The importance of building value has been highlighted by the financial crisis.
RESEARCHING our annual Deal of the Year feature has prompted a rethink of the dealmakers who won accolades in prior years, and of those who genuinely added value during the resources boom.
One of the defining characteristics of 2008 was the small number of major corporate deals, after four years of frenetic deal making during the boom.
Large and often complex takeovers and a stream of share market floats kept stockbrokers, lawyers, accountants and many other professionals busy during the boom. Now, they need to look harder for their next transaction.
More significantly, some of the transactions that looked impressive during the boom years no longer appear so positive.
On reflection, the biggest accolades should go to those who built valuable businesses rather than those who engineered clever financial transactions. Of course, some very prominent Western Australian businesses, most notably Alinta, did both.
Accolades should also go to those who were able to sell their business for cash at or near the top of the market.
Kerry Harmanis and his fellow directors at nickel miner Jubilee Mines head the latter grouping. After spending more than a decade building Jubilee into a highly profitable mining company, they put emotion aside and readily accepted a bumper $3.1 billion takeover offer.
Consolidated Minerals and Midwest Corporation are other mining companies that were sold near the peak, after they were the subject of aggressive bidding wars.
The successful bidders - Swiss company Xstrata, Ukrainian group Palmary Enterprises, and China's Sinosteel - now face a tough task extracting value from their Australian assets.
Accolades should also go to the business owners who were astute enough to float their companies when the market was running hot.
People like NRW Holdings co-founder Jeff McGlinn, who reaped a big cash reward when the contractor completed a $303 million initial public offering early last year.
Southern Cross Electrical Engineering and civil contractor Brierty also raised cash by floating near the top of the market. In these cases, the vendors have seen the value of their residual stake plunge in value, in line with the overall market and, in Brierty's case, because of poor financial performance.
The vendors who completed trade sales for cash may have been even smarter, or perhaps just luckier.
Included here are Kingston Bridge Engineering, which sold for $100 million cash, TCC Group, also sold for up to $100 million, and assay laboratories Ultra Trace (about $80 million) and Genalysis Laboratory Services (up to $56 million).
The transactions that WA Business News judged to be the top corporate deals of 2007 warrant a review in light of the changed market conditions.
The top-rated deals were Wesfarmers' $20 billion acquisition of Coles, Babcock & Brown's $12 billion purchase of Alinta, and Woodside's go-ahead for the $12 billion Pluto liquefied natural gas (LNG) project.
The Coles and Alinta transactions signalled the high point of the boom - highly leveraged, complex in their structure and keenly contested.
The jury is still out on the Coles deal, which has left Wesfarmers with an uncomfortably large debt load and an enormous operational challenge to lift Coles' performance.
The market has been a lot harsher in its judgment of Babcock, which is struggling to survive.
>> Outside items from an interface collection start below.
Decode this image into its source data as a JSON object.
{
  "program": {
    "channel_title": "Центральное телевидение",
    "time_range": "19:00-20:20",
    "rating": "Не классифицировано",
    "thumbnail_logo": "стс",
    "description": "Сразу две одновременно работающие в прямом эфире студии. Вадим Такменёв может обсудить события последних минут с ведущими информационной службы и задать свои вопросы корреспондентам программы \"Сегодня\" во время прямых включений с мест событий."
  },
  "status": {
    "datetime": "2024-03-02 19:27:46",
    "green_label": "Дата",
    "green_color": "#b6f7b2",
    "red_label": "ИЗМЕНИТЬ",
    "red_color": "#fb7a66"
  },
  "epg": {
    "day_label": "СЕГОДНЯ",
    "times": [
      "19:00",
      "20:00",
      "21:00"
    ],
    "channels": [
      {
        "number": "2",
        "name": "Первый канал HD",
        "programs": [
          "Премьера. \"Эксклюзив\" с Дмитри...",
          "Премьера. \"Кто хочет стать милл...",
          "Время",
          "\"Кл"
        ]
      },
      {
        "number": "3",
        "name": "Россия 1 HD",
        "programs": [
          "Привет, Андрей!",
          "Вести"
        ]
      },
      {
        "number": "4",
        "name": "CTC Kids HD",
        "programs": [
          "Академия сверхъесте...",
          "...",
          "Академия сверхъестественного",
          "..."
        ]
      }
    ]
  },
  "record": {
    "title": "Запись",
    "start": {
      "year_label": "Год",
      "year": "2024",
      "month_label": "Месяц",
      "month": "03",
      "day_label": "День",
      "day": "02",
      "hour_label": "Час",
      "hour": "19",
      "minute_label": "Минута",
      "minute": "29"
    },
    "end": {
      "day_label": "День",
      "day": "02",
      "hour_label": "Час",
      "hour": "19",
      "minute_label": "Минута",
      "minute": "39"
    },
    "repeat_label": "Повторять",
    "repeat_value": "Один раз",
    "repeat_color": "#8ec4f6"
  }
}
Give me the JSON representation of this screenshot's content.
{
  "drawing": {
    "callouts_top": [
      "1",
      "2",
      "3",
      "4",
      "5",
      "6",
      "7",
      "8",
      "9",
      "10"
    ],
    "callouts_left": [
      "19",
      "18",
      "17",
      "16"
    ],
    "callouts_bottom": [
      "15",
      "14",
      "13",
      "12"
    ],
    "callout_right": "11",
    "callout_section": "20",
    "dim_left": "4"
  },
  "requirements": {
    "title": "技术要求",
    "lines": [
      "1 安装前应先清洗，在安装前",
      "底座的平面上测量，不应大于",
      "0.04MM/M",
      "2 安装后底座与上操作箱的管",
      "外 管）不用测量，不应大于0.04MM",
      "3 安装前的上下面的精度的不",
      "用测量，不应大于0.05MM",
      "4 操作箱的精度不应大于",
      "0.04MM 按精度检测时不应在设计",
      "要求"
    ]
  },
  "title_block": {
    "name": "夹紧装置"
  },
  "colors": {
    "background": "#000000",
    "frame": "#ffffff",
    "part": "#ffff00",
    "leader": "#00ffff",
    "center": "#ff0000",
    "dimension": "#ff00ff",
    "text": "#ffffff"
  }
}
Babcock was a product of the boom, using aggressive financial engineering and mountains of debt to create a major business in WA and elsewhere.
We shouldn't forget that it secured control of Alinta only after outgunning Macquarie Bank, one of Australia's most highly regarded businesses. However, that was a year ago. Since then, many of the senior executives who led Babcock's rise have left the struggling group.
Woodside's commitment to its wholly owned Pluto LNG project was seen as a gutsy move. It progressed from discovery to formal go-ahead in record time, is the largest resources project under way in Australia and will have a transformational effect on Woodside, which has taken Wesfarmers' mantle as the state's number one blue chip stock.
Fortescue Metals Group and Paladin Resources warrant special mention for what they achieved during the boom. While many other companies talked about their growth plans, FMG and Paladin delivered.
FMG defied the odds to fund and complete its Pilbara iron ore project, while Paladin is well established as a uranium miner, with its first mine in production, a second under development and a suite of growth projects on its books.